(App and web page records)

··········

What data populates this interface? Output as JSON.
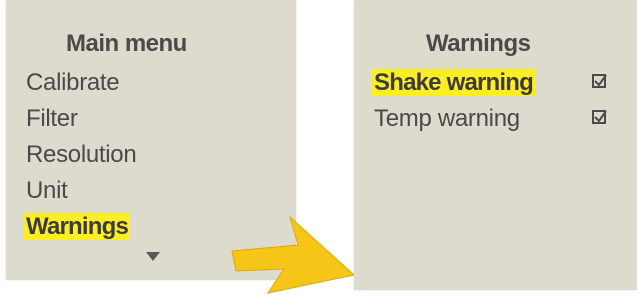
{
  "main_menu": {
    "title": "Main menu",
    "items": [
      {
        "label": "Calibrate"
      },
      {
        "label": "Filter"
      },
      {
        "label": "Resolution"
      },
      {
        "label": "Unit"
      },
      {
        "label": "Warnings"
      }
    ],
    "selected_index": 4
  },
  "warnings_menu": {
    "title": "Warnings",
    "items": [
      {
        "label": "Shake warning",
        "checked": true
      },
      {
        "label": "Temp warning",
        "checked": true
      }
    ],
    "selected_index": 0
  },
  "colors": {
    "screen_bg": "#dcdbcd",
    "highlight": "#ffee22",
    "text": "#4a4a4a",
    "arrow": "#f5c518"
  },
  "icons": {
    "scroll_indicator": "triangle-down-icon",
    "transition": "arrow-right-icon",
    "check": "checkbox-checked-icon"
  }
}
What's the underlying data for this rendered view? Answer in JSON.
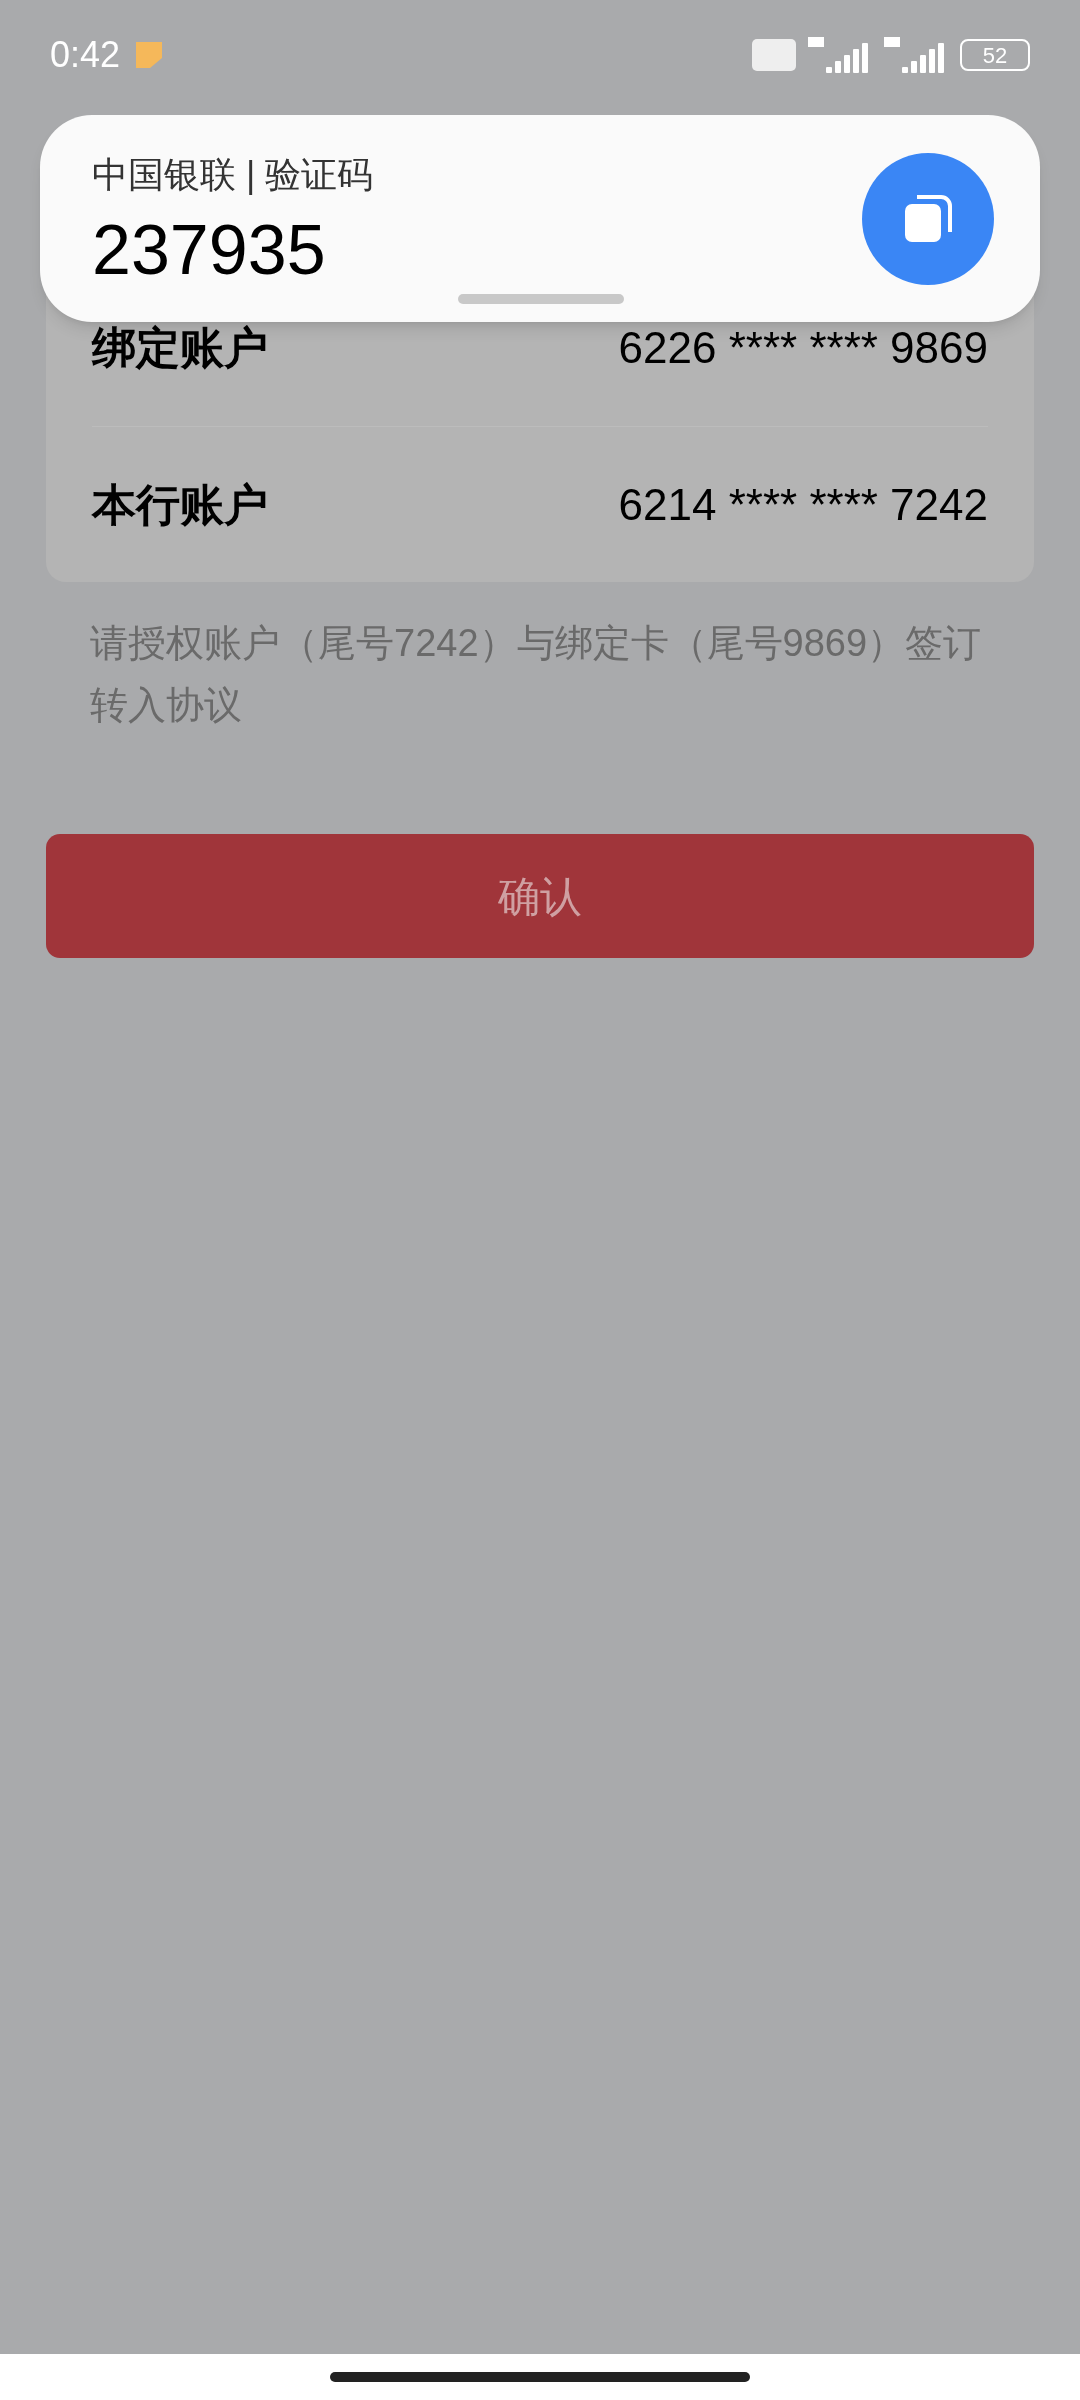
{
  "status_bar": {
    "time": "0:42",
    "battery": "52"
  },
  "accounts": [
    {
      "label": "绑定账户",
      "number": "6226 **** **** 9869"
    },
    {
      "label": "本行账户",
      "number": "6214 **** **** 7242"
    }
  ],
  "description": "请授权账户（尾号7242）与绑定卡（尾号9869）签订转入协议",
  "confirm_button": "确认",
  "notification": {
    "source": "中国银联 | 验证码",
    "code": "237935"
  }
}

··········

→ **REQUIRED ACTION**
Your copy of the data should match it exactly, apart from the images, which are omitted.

→ **ANSWER SPACE**
What data populates this interface? Output as JSON.
{
  "main_menu": {
    "title": "Main menu",
    "items": [
      {
        "label": "Calibrate"
      },
      {
        "label": "Filter"
      },
      {
        "label": "Resolution"
      },
      {
        "label": "Unit"
      },
      {
        "label": "Warnings"
      }
    ],
    "selected_index": 4
  },
  "warnings_menu": {
    "title": "Warnings",
    "items": [
      {
        "label": "Shake warning",
        "checked": true
      },
      {
        "label": "Temp warning",
        "checked": true
      }
    ],
    "selected_index": 0
  },
  "colors": {
    "screen_bg": "#dcdbcd",
    "highlight": "#ffee22",
    "text": "#4a4a4a",
    "arrow": "#f5c518"
  },
  "icons": {
    "scroll_indicator": "triangle-down-icon",
    "transition": "arrow-right-icon",
    "check": "checkbox-checked-icon"
  }
}
What's the underlying data for this rendered view? Answer in JSON.
{
  "status_bar": {
    "time": "0:42",
    "battery": "52"
  },
  "accounts": [
    {
      "label": "绑定账户",
      "number": "6226 **** **** 9869"
    },
    {
      "label": "本行账户",
      "number": "6214 **** **** 7242"
    }
  ],
  "description": "请授权账户（尾号7242）与绑定卡（尾号9869）签订转入协议",
  "confirm_button": "确认",
  "notification": {
    "source": "中国银联 | 验证码",
    "code": "237935"
  }
}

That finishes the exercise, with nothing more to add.